__Exercise goal__: Copy out every record below, word for word.

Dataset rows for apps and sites
========================================

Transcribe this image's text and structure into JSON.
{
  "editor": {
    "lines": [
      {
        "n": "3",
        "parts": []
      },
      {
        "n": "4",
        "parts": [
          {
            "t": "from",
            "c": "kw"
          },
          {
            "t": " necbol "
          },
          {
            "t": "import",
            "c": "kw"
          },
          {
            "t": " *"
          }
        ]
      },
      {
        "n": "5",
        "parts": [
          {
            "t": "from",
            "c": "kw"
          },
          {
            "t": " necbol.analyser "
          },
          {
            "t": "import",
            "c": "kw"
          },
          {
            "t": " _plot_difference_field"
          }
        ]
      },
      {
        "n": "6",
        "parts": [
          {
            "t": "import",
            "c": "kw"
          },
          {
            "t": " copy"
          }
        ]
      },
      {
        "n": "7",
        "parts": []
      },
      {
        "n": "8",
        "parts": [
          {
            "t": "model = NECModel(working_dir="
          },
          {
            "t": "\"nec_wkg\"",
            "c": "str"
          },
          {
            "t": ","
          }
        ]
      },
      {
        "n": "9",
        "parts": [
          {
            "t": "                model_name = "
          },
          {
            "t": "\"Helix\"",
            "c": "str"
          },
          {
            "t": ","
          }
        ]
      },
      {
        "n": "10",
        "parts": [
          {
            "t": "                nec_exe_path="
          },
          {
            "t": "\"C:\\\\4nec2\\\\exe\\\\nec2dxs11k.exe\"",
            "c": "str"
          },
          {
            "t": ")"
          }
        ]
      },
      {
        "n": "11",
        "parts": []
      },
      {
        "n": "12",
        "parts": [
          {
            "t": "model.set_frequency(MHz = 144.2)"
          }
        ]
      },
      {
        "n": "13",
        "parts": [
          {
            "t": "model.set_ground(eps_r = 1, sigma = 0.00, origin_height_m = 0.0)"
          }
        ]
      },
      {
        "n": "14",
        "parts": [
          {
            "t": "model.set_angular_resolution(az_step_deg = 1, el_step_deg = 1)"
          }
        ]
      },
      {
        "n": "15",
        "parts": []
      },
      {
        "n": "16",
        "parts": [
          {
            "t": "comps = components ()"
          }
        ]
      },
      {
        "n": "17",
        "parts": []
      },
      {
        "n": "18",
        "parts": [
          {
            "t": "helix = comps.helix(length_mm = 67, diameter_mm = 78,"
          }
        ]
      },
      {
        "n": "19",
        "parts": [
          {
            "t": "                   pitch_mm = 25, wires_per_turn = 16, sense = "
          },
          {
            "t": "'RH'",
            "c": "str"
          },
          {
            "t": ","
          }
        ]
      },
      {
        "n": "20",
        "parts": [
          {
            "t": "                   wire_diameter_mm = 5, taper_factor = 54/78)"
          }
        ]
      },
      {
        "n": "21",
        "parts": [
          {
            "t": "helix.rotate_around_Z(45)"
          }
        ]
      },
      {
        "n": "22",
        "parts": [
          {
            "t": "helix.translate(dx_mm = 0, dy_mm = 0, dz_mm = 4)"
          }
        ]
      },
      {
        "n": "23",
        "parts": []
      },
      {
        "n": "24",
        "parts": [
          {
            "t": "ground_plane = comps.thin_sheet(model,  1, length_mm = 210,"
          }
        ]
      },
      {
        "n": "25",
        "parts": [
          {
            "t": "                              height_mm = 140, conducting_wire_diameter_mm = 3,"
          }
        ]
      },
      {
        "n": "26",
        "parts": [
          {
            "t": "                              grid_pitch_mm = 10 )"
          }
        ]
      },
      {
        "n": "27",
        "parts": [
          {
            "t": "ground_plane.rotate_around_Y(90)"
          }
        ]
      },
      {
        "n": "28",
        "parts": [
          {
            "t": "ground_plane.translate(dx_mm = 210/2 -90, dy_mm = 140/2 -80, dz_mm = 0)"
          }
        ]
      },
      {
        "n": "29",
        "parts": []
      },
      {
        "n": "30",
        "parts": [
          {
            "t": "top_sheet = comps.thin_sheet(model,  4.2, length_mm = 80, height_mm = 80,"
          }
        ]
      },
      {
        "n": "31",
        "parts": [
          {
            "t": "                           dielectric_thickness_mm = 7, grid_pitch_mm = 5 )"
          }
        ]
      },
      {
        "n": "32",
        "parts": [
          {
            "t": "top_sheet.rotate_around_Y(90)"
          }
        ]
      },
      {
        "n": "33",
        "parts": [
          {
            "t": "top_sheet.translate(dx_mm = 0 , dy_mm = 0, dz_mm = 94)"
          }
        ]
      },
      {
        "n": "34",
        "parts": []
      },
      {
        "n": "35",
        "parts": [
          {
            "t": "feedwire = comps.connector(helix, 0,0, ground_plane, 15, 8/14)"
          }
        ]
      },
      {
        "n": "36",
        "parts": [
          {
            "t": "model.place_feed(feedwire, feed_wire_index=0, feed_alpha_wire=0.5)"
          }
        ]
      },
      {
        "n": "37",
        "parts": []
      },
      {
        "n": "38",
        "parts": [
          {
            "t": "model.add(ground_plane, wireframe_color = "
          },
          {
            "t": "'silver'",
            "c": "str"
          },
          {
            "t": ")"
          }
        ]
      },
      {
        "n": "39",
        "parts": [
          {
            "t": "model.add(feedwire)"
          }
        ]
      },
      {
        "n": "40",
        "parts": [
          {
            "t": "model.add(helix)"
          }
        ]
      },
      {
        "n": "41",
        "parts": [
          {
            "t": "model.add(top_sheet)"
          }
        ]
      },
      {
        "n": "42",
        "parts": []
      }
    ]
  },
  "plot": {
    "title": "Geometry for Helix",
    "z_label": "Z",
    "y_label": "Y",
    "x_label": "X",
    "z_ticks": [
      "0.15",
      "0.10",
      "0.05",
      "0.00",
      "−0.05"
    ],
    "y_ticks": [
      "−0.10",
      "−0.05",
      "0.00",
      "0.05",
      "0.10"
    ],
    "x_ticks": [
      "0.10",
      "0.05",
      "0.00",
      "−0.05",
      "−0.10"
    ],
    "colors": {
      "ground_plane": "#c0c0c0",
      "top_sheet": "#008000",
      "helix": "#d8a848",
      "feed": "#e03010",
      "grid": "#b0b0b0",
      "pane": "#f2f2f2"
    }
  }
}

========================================

__Problem solution__:
Transcribe this image's text and structure into JSON.
{
  "editor": {
    "lines": [
      {
        "n": "3",
        "parts": []
      },
      {
        "n": "4",
        "parts": [
          {
            "t": "from",
            "c": "kw"
          },
          {
            "t": " necbol "
          },
          {
            "t": "import",
            "c": "kw"
          },
          {
            "t": " *"
          }
        ]
      },
      {
        "n": "5",
        "parts": [
          {
            "t": "from",
            "c": "kw"
          },
          {
            "t": " necbol.analyser "
          },
          {
            "t": "import",
            "c": "kw"
          },
          {
            "t": " _plot_difference_field"
          }
        ]
      },
      {
        "n": "6",
        "parts": [
          {
            "t": "import",
            "c": "kw"
          },
          {
            "t": " copy"
          }
        ]
      },
      {
        "n": "7",
        "parts": []
      },
      {
        "n": "8",
        "parts": [
          {
            "t": "model = NECModel(working_dir="
          },
          {
            "t": "\"nec_wkg\"",
            "c": "str"
          },
          {
            "t": ","
          }
        ]
      },
      {
        "n": "9",
        "parts": [
          {
            "t": "                model_name = "
          },
          {
            "t": "\"Helix\"",
            "c": "str"
          },
          {
            "t": ","
          }
        ]
      },
      {
        "n": "10",
        "parts": [
          {
            "t": "                nec_exe_path="
          },
          {
            "t": "\"C:\\\\4nec2\\\\exe\\\\nec2dxs11k.exe\"",
            "c": "str"
          },
          {
            "t": ")"
          }
        ]
      },
      {
        "n": "11",
        "parts": []
      },
      {
        "n": "12",
        "parts": [
          {
            "t": "model.set_frequency(MHz = 144.2)"
          }
        ]
      },
      {
        "n": "13",
        "parts": [
          {
            "t": "model.set_ground(eps_r = 1, sigma = 0.00, origin_height_m = 0.0)"
          }
        ]
      },
      {
        "n": "14",
        "parts": [
          {
            "t": "model.set_angular_resolution(az_step_deg = 1, el_step_deg = 1)"
          }
        ]
      },
      {
        "n": "15",
        "parts": []
      },
      {
        "n": "16",
        "parts": [
          {
            "t": "comps = components ()"
          }
        ]
      },
      {
        "n": "17",
        "parts": []
      },
      {
        "n": "18",
        "parts": [
          {
            "t": "helix = comps.helix(length_mm = 67, diameter_mm = 78,"
          }
        ]
      },
      {
        "n": "19",
        "parts": [
          {
            "t": "                   pitch_mm = 25, wires_per_turn = 16, sense = "
          },
          {
            "t": "'RH'",
            "c": "str"
          },
          {
            "t": ","
          }
        ]
      },
      {
        "n": "20",
        "parts": [
          {
            "t": "                   wire_diameter_mm = 5, taper_factor = 54/78)"
          }
        ]
      },
      {
        "n": "21",
        "parts": [
          {
            "t": "helix.rotate_around_Z(45)"
          }
        ]
      },
      {
        "n": "22",
        "parts": [
          {
            "t": "helix.translate(dx_mm = 0, dy_mm = 0, dz_mm = 4)"
          }
        ]
      },
      {
        "n": "23",
        "parts": []
      },
      {
        "n": "24",
        "parts": [
          {
            "t": "ground_plane = comps.thin_sheet(model,  1, length_mm = 210,"
          }
        ]
      },
      {
        "n": "25",
        "parts": [
          {
            "t": "                              height_mm = 140, conducting_wire_diameter_mm = 3,"
          }
        ]
      },
      {
        "n": "26",
        "parts": [
          {
            "t": "                              grid_pitch_mm = 10 )"
          }
        ]
      },
      {
        "n": "27",
        "parts": [
          {
            "t": "ground_plane.rotate_around_Y(90)"
          }
        ]
      },
      {
        "n": "28",
        "parts": [
          {
            "t": "ground_plane.translate(dx_mm = 210/2 -90, dy_mm = 140/2 -80, dz_mm = 0)"
          }
        ]
      },
      {
        "n": "29",
        "parts": []
      },
      {
        "n": "30",
        "parts": [
          {
            "t": "top_sheet = comps.thin_sheet(model,  4.2, length_mm = 80, height_mm = 80,"
          }
        ]
      },
      {
        "n": "31",
        "parts": [
          {
            "t": "                           dielectric_thickness_mm = 7, grid_pitch_mm = 5 )"
          }
        ]
      },
      {
        "n": "32",
        "parts": [
          {
            "t": "top_sheet.rotate_around_Y(90)"
          }
        ]
      },
      {
        "n": "33",
        "parts": [
          {
            "t": "top_sheet.translate(dx_mm = 0 , dy_mm = 0, dz_mm = 94)"
          }
        ]
      },
      {
        "n": "34",
        "parts": []
      },
      {
        "n": "35",
        "parts": [
          {
            "t": "feedwire = comps.connector(helix, 0,0, ground_plane, 15, 8/14)"
          }
        ]
      },
      {
        "n": "36",
        "parts": [
          {
            "t": "model.place_feed(feedwire, feed_wire_index=0, feed_alpha_wire=0.5)"
          }
        ]
      },
      {
        "n": "37",
        "parts": []
      },
      {
        "n": "38",
        "parts": [
          {
            "t": "model.add(ground_plane, wireframe_color = "
          },
          {
            "t": "'silver'",
            "c": "str"
          },
          {
            "t": ")"
          }
        ]
      },
      {
        "n": "39",
        "parts": [
          {
            "t": "model.add(feedwire)"
          }
        ]
      },
      {
        "n": "40",
        "parts": [
          {
            "t": "model.add(helix)"
          }
        ]
      },
      {
        "n": "41",
        "parts": [
          {
            "t": "model.add(top_sheet)"
          }
        ]
      },
      {
        "n": "42",
        "parts": []
      }
    ]
  },
  "plot": {
    "title": "Geometry for Helix",
    "z_label": "Z",
    "y_label": "Y",
    "x_label": "X",
    "z_ticks": [
      "0.15",
      "0.10",
      "0.05",
      "0.00",
      "−0.05"
    ],
    "y_ticks": [
      "−0.10",
      "−0.05",
      "0.00",
      "0.05",
      "0.10"
    ],
    "x_ticks": [
      "0.10",
      "0.05",
      "0.00",
      "−0.05",
      "−0.10"
    ],
    "colors": {
      "ground_plane": "#c0c0c0",
      "top_sheet": "#008000",
      "helix": "#d8a848",
      "feed": "#e03010",
      "grid": "#b0b0b0",
      "pane": "#f2f2f2"
    }
  }
}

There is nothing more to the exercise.